Select investments based on your risk tolerance: Asking where to invest money is a necessary step in learning how to invest. The answer relies on your goals and willingness to take on more risk for bigger investment returns. Typical investments comprise:
- Stocks: Individual shares (a stake in a company) that you think will appreciate in value.
- Bonds: Bonds are a form of debt financing that can be used by a company or government to finance a project or reduce outstanding debt. Bonds are regarded as fixed-income investments since they typically provide investors with recurring interest payments. At a predetermined maturity date, the principal is then refunded.
- Mutual funds: You can buy a lot of stocks, bonds, or other investments at once by investing your money in funds like mutual funds, index funds, or exchange-traded funds (ETFs). Mutual funds quickly diversify by pooling client funds to buy a broad portfolio of securities that meet their investment objective. Funds can either monitor an index or be actively managed, with a qualified manager choosing the investments to be employed. For instance, an S&P 500 index fund will own about 500 of the biggest American corporations.
- Real estate is an alternative to the conventional stock and bond combination for diversifying your investing portfolio. You can invest in REITs, which are like real estate mutual funds, or through online real estate investing platforms, which pool investor money, without necessarily purchasing a home or taking on rental property.
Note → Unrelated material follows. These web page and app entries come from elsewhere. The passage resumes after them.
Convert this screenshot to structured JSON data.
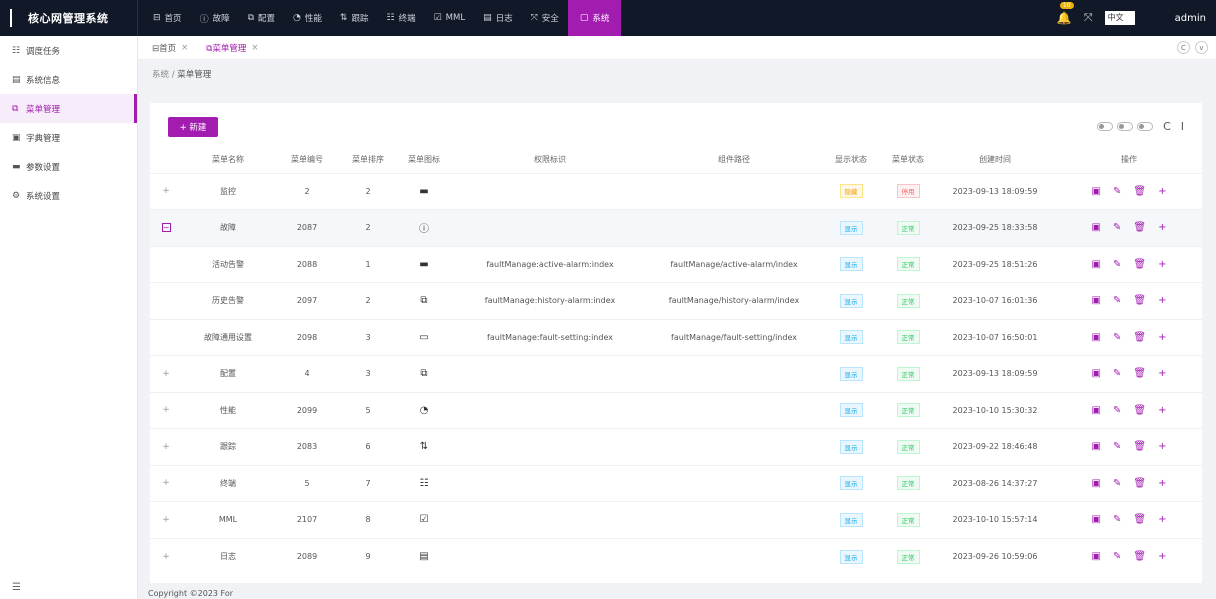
{
  "app": {
    "title": "核心网管理系统",
    "user": "admin",
    "lang": "中文",
    "bell_count": "10"
  },
  "topnav": [
    {
      "icon": "⊟",
      "label": "首页"
    },
    {
      "icon": "ⓘ",
      "label": "故障"
    },
    {
      "icon": "⧉",
      "label": "配置"
    },
    {
      "icon": "◔",
      "label": "性能"
    },
    {
      "icon": "⇅",
      "label": "跟踪"
    },
    {
      "icon": "☷",
      "label": "终端"
    },
    {
      "icon": "☑",
      "label": "MML"
    },
    {
      "icon": "▤",
      "label": "日志"
    },
    {
      "icon": "⤧",
      "label": "安全"
    },
    {
      "icon": "▢",
      "label": "系统"
    }
  ],
  "sidebar": [
    {
      "icon": "☷",
      "label": "调度任务"
    },
    {
      "icon": "▤",
      "label": "系统信息"
    },
    {
      "icon": "⧉",
      "label": "菜单管理"
    },
    {
      "icon": "▣",
      "label": "字典管理"
    },
    {
      "icon": "▬",
      "label": "参数设置"
    },
    {
      "icon": "⚙",
      "label": "系统设置"
    }
  ],
  "tabs": [
    {
      "label": "⊟首页"
    },
    {
      "label": "⧉菜单管理"
    }
  ],
  "breadcrumb": {
    "parent": "系统",
    "sep": "/",
    "current": "菜单管理"
  },
  "toolbar": {
    "new_label": "+ 新建",
    "refresh_icon": "C",
    "density_icon": "I"
  },
  "table": {
    "columns": [
      "菜单名称",
      "菜单编号",
      "菜单排序",
      "菜单图标",
      "权限标识",
      "组件路径",
      "显示状态",
      "菜单状态",
      "创建时间",
      "操作"
    ],
    "rows": [
      {
        "exp": "+",
        "name": "监控",
        "id": "2",
        "order": "2",
        "icon": "▬",
        "perm": "",
        "path": "",
        "show": "隐藏",
        "status": "停用",
        "time": "2023-09-13 18:09:59"
      },
      {
        "exp": "−",
        "name": "故障",
        "id": "2087",
        "order": "2",
        "icon": "ⓘ",
        "perm": "",
        "path": "",
        "show": "显示",
        "status": "正常",
        "time": "2023-09-25 18:33:58"
      },
      {
        "exp": "",
        "name": "活动告警",
        "id": "2088",
        "order": "1",
        "icon": "▬",
        "perm": "faultManage:active-alarm:index",
        "path": "faultManage/active-alarm/index",
        "show": "显示",
        "status": "正常",
        "time": "2023-09-25 18:51:26"
      },
      {
        "exp": "",
        "name": "历史告警",
        "id": "2097",
        "order": "2",
        "icon": "⧉",
        "perm": "faultManage:history-alarm:index",
        "path": "faultManage/history-alarm/index",
        "show": "显示",
        "status": "正常",
        "time": "2023-10-07 16:01:36"
      },
      {
        "exp": "",
        "name": "故障通用设置",
        "id": "2098",
        "order": "3",
        "icon": "▭",
        "perm": "faultManage:fault-setting:index",
        "path": "faultManage/fault-setting/index",
        "show": "显示",
        "status": "正常",
        "time": "2023-10-07 16:50:01"
      },
      {
        "exp": "+",
        "name": "配置",
        "id": "4",
        "order": "3",
        "icon": "⧉",
        "perm": "",
        "path": "",
        "show": "显示",
        "status": "正常",
        "time": "2023-09-13 18:09:59"
      },
      {
        "exp": "+",
        "name": "性能",
        "id": "2099",
        "order": "5",
        "icon": "◔",
        "perm": "",
        "path": "",
        "show": "显示",
        "status": "正常",
        "time": "2023-10-10 15:30:32"
      },
      {
        "exp": "+",
        "name": "跟踪",
        "id": "2083",
        "order": "6",
        "icon": "⇅",
        "perm": "",
        "path": "",
        "show": "显示",
        "status": "正常",
        "time": "2023-09-22 18:46:48"
      },
      {
        "exp": "+",
        "name": "终端",
        "id": "5",
        "order": "7",
        "icon": "☷",
        "perm": "",
        "path": "",
        "show": "显示",
        "status": "正常",
        "time": "2023-08-26 14:37:27"
      },
      {
        "exp": "+",
        "name": "MML",
        "id": "2107",
        "order": "8",
        "icon": "☑",
        "perm": "",
        "path": "",
        "show": "显示",
        "status": "正常",
        "time": "2023-10-10 15:57:14"
      },
      {
        "exp": "+",
        "name": "日志",
        "id": "2089",
        "order": "9",
        "icon": "▤",
        "perm": "",
        "path": "",
        "show": "显示",
        "status": "正常",
        "time": "2023-09-26 10:59:06"
      }
    ]
  },
  "footer": {
    "copyright": "Copyright ©2023 For"
  }
}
Financial security and mental well-being depend on your capacity to save money and spend it wisely. Individuals can considerably increase their savings by adopting wise budgeting strategies, cutting back on wasteful expenditures, and investigating options for additional income. Making a thorough budget, keeping careful tabs on spending, and adopting modest lifestyle choices are fundamental. Individuals who put these plans into action are better prepared to save more money and manage their expenses. Prudent spending, coupled with intelligent investment and planning, guarantees long-term success. Get the ball rolling on your path to financial independence today by taking command of your spending and laying the groundwork for future success.